(Page and application data records)
—————

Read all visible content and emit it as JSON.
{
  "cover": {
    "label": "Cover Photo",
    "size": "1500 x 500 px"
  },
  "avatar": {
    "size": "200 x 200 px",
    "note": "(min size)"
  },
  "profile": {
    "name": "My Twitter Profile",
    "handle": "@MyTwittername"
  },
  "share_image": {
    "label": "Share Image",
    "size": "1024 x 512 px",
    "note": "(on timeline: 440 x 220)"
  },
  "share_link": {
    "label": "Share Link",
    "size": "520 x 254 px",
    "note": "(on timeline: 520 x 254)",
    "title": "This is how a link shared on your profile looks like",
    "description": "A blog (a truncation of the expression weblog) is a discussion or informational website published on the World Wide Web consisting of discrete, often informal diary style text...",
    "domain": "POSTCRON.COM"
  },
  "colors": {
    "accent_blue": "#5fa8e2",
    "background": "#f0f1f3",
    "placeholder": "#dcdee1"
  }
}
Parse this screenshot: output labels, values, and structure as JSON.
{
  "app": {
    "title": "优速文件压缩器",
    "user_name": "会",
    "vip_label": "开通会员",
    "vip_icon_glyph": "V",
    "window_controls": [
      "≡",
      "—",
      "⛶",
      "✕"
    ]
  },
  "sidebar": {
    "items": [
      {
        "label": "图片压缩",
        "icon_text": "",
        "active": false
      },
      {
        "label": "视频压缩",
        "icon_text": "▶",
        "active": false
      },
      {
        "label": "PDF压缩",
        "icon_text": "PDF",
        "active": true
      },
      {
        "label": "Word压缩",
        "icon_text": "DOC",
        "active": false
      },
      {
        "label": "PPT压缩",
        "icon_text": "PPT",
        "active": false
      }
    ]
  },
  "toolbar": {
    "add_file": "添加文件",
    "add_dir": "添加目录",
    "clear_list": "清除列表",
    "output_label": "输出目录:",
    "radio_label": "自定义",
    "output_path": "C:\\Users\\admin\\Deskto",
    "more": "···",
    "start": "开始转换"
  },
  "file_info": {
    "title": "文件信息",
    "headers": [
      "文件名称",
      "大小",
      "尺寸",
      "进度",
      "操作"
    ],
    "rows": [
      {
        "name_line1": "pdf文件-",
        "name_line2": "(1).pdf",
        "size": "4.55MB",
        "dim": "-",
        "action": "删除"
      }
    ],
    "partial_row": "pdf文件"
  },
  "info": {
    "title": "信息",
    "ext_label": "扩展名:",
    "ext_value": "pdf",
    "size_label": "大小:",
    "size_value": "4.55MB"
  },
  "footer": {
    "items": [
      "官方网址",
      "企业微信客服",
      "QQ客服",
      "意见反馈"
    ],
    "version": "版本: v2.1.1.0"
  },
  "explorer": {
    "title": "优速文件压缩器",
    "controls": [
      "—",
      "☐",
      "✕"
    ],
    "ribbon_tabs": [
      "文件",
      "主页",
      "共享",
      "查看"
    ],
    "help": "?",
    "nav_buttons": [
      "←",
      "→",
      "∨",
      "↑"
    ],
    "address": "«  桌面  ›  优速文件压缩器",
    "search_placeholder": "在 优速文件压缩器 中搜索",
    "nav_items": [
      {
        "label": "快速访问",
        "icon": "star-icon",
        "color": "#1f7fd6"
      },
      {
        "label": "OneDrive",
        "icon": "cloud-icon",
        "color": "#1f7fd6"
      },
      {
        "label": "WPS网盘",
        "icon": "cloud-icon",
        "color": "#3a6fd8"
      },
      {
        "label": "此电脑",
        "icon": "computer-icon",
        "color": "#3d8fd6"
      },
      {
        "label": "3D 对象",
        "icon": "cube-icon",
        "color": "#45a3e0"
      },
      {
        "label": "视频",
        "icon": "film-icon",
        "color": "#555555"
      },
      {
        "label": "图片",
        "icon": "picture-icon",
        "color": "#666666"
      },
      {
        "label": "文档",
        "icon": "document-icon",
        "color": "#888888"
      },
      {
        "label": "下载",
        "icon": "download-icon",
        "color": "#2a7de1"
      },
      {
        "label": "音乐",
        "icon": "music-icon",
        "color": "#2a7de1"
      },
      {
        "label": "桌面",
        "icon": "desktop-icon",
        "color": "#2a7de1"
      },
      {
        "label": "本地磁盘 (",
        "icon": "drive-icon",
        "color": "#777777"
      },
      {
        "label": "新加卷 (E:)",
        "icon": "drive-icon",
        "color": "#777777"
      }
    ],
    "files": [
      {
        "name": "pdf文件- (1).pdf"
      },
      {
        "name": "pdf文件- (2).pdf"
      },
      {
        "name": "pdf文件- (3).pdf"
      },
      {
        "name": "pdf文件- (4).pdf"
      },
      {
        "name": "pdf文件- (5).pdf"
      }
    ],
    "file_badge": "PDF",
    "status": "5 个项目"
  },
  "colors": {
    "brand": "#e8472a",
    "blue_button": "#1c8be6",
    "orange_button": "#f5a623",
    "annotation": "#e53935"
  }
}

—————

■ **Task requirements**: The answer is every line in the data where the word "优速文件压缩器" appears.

■ **Final answer**:
    "title": "优速文件压缩器",
    "title": "优速文件压缩器",
    "address": "«  桌面  ›  优速文件压缩器",
    "search_placeholder": "在 优速文件压缩器 中搜索",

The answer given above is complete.